━━━ Data records ━━━
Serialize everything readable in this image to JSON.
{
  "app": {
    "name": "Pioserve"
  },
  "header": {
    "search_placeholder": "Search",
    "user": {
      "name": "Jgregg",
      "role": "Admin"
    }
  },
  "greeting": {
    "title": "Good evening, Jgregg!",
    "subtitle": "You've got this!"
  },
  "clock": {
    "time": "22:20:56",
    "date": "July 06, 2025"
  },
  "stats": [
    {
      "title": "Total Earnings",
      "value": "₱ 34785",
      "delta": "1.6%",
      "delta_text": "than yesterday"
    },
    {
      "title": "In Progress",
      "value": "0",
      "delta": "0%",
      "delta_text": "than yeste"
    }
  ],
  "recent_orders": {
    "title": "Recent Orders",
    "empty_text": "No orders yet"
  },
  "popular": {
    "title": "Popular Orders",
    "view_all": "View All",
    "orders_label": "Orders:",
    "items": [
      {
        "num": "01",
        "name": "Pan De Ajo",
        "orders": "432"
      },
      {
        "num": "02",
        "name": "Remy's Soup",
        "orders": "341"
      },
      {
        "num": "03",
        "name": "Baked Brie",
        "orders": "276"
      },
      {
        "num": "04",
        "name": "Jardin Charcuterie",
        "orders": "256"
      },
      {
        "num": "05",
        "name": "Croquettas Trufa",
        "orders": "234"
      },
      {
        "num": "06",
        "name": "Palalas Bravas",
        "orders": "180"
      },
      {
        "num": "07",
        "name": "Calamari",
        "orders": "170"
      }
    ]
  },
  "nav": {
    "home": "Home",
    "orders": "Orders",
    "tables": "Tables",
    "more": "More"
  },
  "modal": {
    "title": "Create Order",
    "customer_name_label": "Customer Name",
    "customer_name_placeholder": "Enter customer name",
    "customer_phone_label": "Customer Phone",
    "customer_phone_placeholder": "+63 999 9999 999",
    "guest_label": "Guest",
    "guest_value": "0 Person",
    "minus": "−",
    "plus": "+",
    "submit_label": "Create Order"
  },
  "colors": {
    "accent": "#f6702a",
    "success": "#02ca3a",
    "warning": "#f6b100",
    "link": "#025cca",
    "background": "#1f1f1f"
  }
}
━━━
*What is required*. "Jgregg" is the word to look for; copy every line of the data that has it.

*Reply*.
      "name": "Jgregg",
    "title": "Good evening, Jgregg!",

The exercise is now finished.